You might try to take a deep breath after you setup underneath the bar (but haven’t unracked the weight), then arch it out of the rack and walk it out. Once you have your stance, breath a little out but don’t lose tightness and take a deep breath into your stomach.
That makes sense, thanks. I’ve been doing goodmornings for reps once a week to help address the hamstrings, as well as the weekly deadlifts in my program. Your comment about my back strength picking up the slack for hamstrings and abductors also makes sense-- my deadlift numbers are a lot better than my squat numbers (did 345 for 5 reps last week, with a few reps left in the tank). Are there any other assistance exercises I might consider adding, or should I just keep focusing on form and getting stronger in squat overall?

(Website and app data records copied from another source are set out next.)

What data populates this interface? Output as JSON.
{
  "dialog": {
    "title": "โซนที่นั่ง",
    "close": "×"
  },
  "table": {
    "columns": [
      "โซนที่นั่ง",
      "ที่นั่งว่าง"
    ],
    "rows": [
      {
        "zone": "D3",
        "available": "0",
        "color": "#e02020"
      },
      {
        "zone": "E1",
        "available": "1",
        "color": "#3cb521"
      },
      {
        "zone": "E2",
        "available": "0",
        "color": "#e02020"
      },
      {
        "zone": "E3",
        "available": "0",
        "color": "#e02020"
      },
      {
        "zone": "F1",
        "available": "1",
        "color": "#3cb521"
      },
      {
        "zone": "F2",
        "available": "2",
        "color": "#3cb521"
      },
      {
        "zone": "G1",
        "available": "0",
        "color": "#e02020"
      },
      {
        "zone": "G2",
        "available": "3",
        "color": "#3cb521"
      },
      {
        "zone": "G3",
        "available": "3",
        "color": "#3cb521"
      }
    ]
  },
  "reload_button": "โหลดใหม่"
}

That makes sense, thanks. I’ve been doing goodmornings for reps once a week to help address the hamstrings, as well as the weekly deadlifts in my program. Your comment about my back strength picking up the slack for hamstrings and abductors also makes sense-- my deadlift numbers are a lot better than my squat numbers (did 345 for 5 reps last week, with a few reps left in the tank). Are there any other assistance exercises I might consider adding, or should I just keep focusing on form and getting stronger in squat overall?[/quote]
Aside from doing the adductor machine in the gym, try unilateral work to hit the adductors. Yours are too weak and while you can technically work them up with a wide stance squat/deadlift, you may also be a little too tight to get your knees out that far.
So work the technique (meaning squat variations with wider knee, not foot positions) in zerchers, front squat and box squats. Unilaterals like step ups, lunges, RLESS will work them pretty good too.
Of course, always work the hips hard, most of which involve the hamstrings too. RDLs, sumo/semi-sumo pulls and from a deficit, ghr, pull throughs, various stance good mornings.
Lastly, until you get the knee tracking better, I’d personally bring your stance in
Yeah idk, looks kind of goofy, have no idea why the feet are all pointed out like that. Makes no sense.